>>>>

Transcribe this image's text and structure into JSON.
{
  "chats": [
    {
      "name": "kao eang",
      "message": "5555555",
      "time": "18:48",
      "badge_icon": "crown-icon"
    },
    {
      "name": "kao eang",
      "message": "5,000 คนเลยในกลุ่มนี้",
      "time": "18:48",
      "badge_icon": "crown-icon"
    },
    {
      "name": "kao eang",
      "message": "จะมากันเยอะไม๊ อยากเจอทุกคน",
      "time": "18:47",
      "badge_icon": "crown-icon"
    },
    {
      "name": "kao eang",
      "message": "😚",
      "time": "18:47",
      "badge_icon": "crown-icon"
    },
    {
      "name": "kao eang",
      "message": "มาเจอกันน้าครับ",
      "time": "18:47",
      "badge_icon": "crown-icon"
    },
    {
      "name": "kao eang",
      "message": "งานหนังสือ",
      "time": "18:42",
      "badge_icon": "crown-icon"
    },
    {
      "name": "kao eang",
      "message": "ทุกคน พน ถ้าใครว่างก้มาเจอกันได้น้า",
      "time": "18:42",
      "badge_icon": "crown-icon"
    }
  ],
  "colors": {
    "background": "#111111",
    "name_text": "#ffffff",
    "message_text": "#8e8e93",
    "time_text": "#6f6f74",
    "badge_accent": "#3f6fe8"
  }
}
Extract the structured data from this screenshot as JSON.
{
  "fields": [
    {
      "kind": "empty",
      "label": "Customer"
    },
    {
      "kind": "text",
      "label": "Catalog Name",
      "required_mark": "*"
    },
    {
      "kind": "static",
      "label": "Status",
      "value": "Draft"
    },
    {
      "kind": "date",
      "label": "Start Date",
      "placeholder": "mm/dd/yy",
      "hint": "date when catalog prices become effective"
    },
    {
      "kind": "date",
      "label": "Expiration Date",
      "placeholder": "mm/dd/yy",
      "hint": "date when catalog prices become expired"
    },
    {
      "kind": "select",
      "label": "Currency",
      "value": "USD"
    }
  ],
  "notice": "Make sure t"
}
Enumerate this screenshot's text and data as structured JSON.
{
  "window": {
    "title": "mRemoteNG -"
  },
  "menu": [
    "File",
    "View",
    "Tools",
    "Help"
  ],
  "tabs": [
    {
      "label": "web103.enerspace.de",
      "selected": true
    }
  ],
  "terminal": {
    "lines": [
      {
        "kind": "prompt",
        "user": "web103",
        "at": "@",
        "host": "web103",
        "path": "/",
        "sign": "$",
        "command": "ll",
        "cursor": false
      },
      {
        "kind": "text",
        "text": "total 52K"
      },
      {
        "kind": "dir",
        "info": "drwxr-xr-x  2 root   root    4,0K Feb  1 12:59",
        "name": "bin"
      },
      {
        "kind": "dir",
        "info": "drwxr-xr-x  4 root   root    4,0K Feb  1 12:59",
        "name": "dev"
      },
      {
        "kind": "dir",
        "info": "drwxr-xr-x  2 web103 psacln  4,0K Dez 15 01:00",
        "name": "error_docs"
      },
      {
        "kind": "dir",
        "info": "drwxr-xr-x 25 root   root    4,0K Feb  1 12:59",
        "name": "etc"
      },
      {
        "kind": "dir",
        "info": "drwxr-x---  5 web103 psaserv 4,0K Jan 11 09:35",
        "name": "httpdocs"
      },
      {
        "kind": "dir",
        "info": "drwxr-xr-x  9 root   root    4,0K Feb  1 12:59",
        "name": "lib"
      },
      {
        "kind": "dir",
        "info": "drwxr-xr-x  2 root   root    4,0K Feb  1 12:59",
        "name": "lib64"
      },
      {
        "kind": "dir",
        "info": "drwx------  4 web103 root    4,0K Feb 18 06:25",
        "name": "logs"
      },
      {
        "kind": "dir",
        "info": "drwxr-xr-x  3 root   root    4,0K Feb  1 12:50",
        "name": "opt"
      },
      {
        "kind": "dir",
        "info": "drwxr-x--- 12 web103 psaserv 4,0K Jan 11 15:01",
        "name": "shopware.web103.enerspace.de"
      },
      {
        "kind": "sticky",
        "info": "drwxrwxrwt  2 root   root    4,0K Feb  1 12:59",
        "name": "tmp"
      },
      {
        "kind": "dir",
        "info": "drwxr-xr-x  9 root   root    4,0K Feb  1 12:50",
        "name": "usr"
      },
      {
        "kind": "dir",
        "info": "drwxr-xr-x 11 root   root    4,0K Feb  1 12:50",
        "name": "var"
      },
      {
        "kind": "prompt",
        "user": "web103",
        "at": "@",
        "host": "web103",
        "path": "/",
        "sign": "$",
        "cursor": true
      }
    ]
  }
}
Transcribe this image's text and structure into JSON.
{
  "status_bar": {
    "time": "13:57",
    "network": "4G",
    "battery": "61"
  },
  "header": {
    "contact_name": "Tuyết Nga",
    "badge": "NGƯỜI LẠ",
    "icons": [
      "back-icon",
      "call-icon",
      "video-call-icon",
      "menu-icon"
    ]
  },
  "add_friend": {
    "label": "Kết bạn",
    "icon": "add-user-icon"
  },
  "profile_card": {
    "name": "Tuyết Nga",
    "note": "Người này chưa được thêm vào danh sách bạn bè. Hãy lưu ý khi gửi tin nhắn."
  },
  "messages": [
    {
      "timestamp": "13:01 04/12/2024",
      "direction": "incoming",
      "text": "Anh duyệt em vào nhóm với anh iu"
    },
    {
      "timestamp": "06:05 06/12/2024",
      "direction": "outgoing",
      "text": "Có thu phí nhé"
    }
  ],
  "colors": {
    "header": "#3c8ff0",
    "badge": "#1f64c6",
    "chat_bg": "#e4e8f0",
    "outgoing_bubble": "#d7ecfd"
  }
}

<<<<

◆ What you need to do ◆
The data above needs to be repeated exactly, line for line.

◆ Reply to the exercise ◆
Transcribe this image's text and structure into JSON.
{
  "chats": [
    {
      "name": "kao eang",
      "message": "5555555",
      "time": "18:48",
      "badge_icon": "crown-icon"
    },
    {
      "name": "kao eang",
      "message": "5,000 คนเลยในกลุ่มนี้",
      "time": "18:48",
      "badge_icon": "crown-icon"
    },
    {
      "name": "kao eang",
      "message": "จะมากันเยอะไม๊ อยากเจอทุกคน",
      "time": "18:47",
      "badge_icon": "crown-icon"
    },
    {
      "name": "kao eang",
      "message": "😚",
      "time": "18:47",
      "badge_icon": "crown-icon"
    },
    {
      "name": "kao eang",
      "message": "มาเจอกันน้าครับ",
      "time": "18:47",
      "badge_icon": "crown-icon"
    },
    {
      "name": "kao eang",
      "message": "งานหนังสือ",
      "time": "18:42",
      "badge_icon": "crown-icon"
    },
    {
      "name": "kao eang",
      "message": "ทุกคน พน ถ้าใครว่างก้มาเจอกันได้น้า",
      "time": "18:42",
      "badge_icon": "crown-icon"
    }
  ],
  "colors": {
    "background": "#111111",
    "name_text": "#ffffff",
    "message_text": "#8e8e93",
    "time_text": "#6f6f74",
    "badge_accent": "#3f6fe8"
  }
}
Extract the structured data from this screenshot as JSON.
{
  "fields": [
    {
      "kind": "empty",
      "label": "Customer"
    },
    {
      "kind": "text",
      "label": "Catalog Name",
      "required_mark": "*"
    },
    {
      "kind": "static",
      "label": "Status",
      "value": "Draft"
    },
    {
      "kind": "date",
      "label": "Start Date",
      "placeholder": "mm/dd/yy",
      "hint": "date when catalog prices become effective"
    },
    {
      "kind": "date",
      "label": "Expiration Date",
      "placeholder": "mm/dd/yy",
      "hint": "date when catalog prices become expired"
    },
    {
      "kind": "select",
      "label": "Currency",
      "value": "USD"
    }
  ],
  "notice": "Make sure t"
}
Enumerate this screenshot's text and data as structured JSON.
{
  "window": {
    "title": "mRemoteNG -"
  },
  "menu": [
    "File",
    "View",
    "Tools",
    "Help"
  ],
  "tabs": [
    {
      "label": "web103.enerspace.de",
      "selected": true
    }
  ],
  "terminal": {
    "lines": [
      {
        "kind": "prompt",
        "user": "web103",
        "at": "@",
        "host": "web103",
        "path": "/",
        "sign": "$",
        "command": "ll",
        "cursor": false
      },
      {
        "kind": "text",
        "text": "total 52K"
      },
      {
        "kind": "dir",
        "info": "drwxr-xr-x  2 root   root    4,0K Feb  1 12:59",
        "name": "bin"
      },
      {
        "kind": "dir",
        "info": "drwxr-xr-x  4 root   root    4,0K Feb  1 12:59",
        "name": "dev"
      },
      {
        "kind": "dir",
        "info": "drwxr-xr-x  2 web103 psacln  4,0K Dez 15 01:00",
        "name": "error_docs"
      },
      {
        "kind": "dir",
        "info": "drwxr-xr-x 25 root   root    4,0K Feb  1 12:59",
        "name": "etc"
      },
      {
        "kind": "dir",
        "info": "drwxr-x---  5 web103 psaserv 4,0K Jan 11 09:35",
        "name": "httpdocs"
      },
      {
        "kind": "dir",
        "info": "drwxr-xr-x  9 root   root    4,0K Feb  1 12:59",
        "name": "lib"
      },
      {
        "kind": "dir",
        "info": "drwxr-xr-x  2 root   root    4,0K Feb  1 12:59",
        "name": "lib64"
      },
      {
        "kind": "dir",
        "info": "drwx------  4 web103 root    4,0K Feb 18 06:25",
        "name": "logs"
      },
      {
        "kind": "dir",
        "info": "drwxr-xr-x  3 root   root    4,0K Feb  1 12:50",
        "name": "opt"
      },
      {
        "kind": "dir",
        "info": "drwxr-x--- 12 web103 psaserv 4,0K Jan 11 15:01",
        "name": "shopware.web103.enerspace.de"
      },
      {
        "kind": "sticky",
        "info": "drwxrwxrwt  2 root   root    4,0K Feb  1 12:59",
        "name": "tmp"
      },
      {
        "kind": "dir",
        "info": "drwxr-xr-x  9 root   root    4,0K Feb  1 12:50",
        "name": "usr"
      },
      {
        "kind": "dir",
        "info": "drwxr-xr-x 11 root   root    4,0K Feb  1 12:50",
        "name": "var"
      },
      {
        "kind": "prompt",
        "user": "web103",
        "at": "@",
        "host": "web103",
        "path": "/",
        "sign": "$",
        "cursor": true
      }
    ]
  }
}
Transcribe this image's text and structure into JSON.
{
  "status_bar": {
    "time": "13:57",
    "network": "4G",
    "battery": "61"
  },
  "header": {
    "contact_name": "Tuyết Nga",
    "badge": "NGƯỜI LẠ",
    "icons": [
      "back-icon",
      "call-icon",
      "video-call-icon",
      "menu-icon"
    ]
  },
  "add_friend": {
    "label": "Kết bạn",
    "icon": "add-user-icon"
  },
  "profile_card": {
    "name": "Tuyết Nga",
    "note": "Người này chưa được thêm vào danh sách bạn bè. Hãy lưu ý khi gửi tin nhắn."
  },
  "messages": [
    {
      "timestamp": "13:01 04/12/2024",
      "direction": "incoming",
      "text": "Anh duyệt em vào nhóm với anh iu"
    },
    {
      "timestamp": "06:05 06/12/2024",
      "direction": "outgoing",
      "text": "Có thu phí nhé"
    }
  ],
  "colors": {
    "header": "#3c8ff0",
    "badge": "#1f64c6",
    "chat_bg": "#e4e8f0",
    "outgoing_bubble": "#d7ecfd"
  }
}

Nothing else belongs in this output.